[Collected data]
○ ○ ○
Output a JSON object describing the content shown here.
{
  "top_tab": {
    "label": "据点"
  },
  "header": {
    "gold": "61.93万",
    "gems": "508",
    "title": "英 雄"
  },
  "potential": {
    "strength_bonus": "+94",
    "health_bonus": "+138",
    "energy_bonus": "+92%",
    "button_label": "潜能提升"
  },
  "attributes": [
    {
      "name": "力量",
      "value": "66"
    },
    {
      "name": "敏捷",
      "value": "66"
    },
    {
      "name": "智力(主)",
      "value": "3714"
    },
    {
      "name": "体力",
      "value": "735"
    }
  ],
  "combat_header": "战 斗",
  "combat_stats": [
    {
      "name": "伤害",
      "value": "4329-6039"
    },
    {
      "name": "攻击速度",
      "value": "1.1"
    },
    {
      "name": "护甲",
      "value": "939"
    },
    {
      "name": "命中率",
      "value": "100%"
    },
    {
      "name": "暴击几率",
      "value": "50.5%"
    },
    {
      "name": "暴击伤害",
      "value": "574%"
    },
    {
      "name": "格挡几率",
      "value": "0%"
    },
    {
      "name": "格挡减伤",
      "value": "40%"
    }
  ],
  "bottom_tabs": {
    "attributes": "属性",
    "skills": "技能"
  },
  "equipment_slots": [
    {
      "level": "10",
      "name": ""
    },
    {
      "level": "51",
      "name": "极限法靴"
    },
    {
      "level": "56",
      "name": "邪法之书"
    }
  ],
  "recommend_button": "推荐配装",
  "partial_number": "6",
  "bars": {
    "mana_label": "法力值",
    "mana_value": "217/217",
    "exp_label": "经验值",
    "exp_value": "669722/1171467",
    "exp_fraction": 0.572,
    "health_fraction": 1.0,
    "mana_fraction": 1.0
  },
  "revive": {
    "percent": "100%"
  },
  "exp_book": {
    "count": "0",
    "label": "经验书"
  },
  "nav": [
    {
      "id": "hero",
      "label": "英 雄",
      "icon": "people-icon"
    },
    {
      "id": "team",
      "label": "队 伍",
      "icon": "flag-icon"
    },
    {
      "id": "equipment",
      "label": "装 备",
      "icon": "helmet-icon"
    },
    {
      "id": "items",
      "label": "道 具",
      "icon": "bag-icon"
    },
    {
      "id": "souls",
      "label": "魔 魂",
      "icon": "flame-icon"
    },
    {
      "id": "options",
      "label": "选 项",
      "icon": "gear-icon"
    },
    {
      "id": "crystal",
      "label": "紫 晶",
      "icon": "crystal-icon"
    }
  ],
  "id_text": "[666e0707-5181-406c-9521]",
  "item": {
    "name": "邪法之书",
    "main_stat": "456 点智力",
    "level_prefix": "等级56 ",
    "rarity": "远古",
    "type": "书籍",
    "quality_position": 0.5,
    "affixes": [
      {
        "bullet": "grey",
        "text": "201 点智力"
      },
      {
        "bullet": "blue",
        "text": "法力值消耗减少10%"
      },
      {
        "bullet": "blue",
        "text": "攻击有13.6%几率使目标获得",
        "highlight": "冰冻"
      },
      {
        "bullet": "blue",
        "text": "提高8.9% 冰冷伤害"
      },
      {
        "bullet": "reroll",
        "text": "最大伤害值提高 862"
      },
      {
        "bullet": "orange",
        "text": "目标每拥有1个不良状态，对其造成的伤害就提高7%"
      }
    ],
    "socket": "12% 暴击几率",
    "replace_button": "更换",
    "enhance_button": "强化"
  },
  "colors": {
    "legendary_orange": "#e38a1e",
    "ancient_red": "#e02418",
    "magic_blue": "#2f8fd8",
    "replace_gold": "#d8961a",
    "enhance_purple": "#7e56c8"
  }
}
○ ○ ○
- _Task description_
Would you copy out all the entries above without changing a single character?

- _Task output_
Output a JSON object describing the content shown here.
{
  "top_tab": {
    "label": "据点"
  },
  "header": {
    "gold": "61.93万",
    "gems": "508",
    "title": "英 雄"
  },
  "potential": {
    "strength_bonus": "+94",
    "health_bonus": "+138",
    "energy_bonus": "+92%",
    "button_label": "潜能提升"
  },
  "attributes": [
    {
      "name": "力量",
      "value": "66"
    },
    {
      "name": "敏捷",
      "value": "66"
    },
    {
      "name": "智力(主)",
      "value": "3714"
    },
    {
      "name": "体力",
      "value": "735"
    }
  ],
  "combat_header": "战 斗",
  "combat_stats": [
    {
      "name": "伤害",
      "value": "4329-6039"
    },
    {
      "name": "攻击速度",
      "value": "1.1"
    },
    {
      "name": "护甲",
      "value": "939"
    },
    {
      "name": "命中率",
      "value": "100%"
    },
    {
      "name": "暴击几率",
      "value": "50.5%"
    },
    {
      "name": "暴击伤害",
      "value": "574%"
    },
    {
      "name": "格挡几率",
      "value": "0%"
    },
    {
      "name": "格挡减伤",
      "value": "40%"
    }
  ],
  "bottom_tabs": {
    "attributes": "属性",
    "skills": "技能"
  },
  "equipment_slots": [
    {
      "level": "10",
      "name": ""
    },
    {
      "level": "51",
      "name": "极限法靴"
    },
    {
      "level": "56",
      "name": "邪法之书"
    }
  ],
  "recommend_button": "推荐配装",
  "partial_number": "6",
  "bars": {
    "mana_label": "法力值",
    "mana_value": "217/217",
    "exp_label": "经验值",
    "exp_value": "669722/1171467",
    "exp_fraction": 0.572,
    "health_fraction": 1.0,
    "mana_fraction": 1.0
  },
  "revive": {
    "percent": "100%"
  },
  "exp_book": {
    "count": "0",
    "label": "经验书"
  },
  "nav": [
    {
      "id": "hero",
      "label": "英 雄",
      "icon": "people-icon"
    },
    {
      "id": "team",
      "label": "队 伍",
      "icon": "flag-icon"
    },
    {
      "id": "equipment",
      "label": "装 备",
      "icon": "helmet-icon"
    },
    {
      "id": "items",
      "label": "道 具",
      "icon": "bag-icon"
    },
    {
      "id": "souls",
      "label": "魔 魂",
      "icon": "flame-icon"
    },
    {
      "id": "options",
      "label": "选 项",
      "icon": "gear-icon"
    },
    {
      "id": "crystal",
      "label": "紫 晶",
      "icon": "crystal-icon"
    }
  ],
  "id_text": "[666e0707-5181-406c-9521]",
  "item": {
    "name": "邪法之书",
    "main_stat": "456 点智力",
    "level_prefix": "等级56 ",
    "rarity": "远古",
    "type": "书籍",
    "quality_position": 0.5,
    "affixes": [
      {
        "bullet": "grey",
        "text": "201 点智力"
      },
      {
        "bullet": "blue",
        "text": "法力值消耗减少10%"
      },
      {
        "bullet": "blue",
        "text": "攻击有13.6%几率使目标获得",
        "highlight": "冰冻"
      },
      {
        "bullet": "blue",
        "text": "提高8.9% 冰冷伤害"
      },
      {
        "bullet": "reroll",
        "text": "最大伤害值提高 862"
      },
      {
        "bullet": "orange",
        "text": "目标每拥有1个不良状态，对其造成的伤害就提高7%"
      }
    ],
    "socket": "12% 暴击几率",
    "replace_button": "更换",
    "enhance_button": "强化"
  },
  "colors": {
    "legendary_orange": "#e38a1e",
    "ancient_red": "#e02418",
    "magic_blue": "#2f8fd8",
    "replace_gold": "#d8961a",
    "enhance_purple": "#7e56c8"
  }
}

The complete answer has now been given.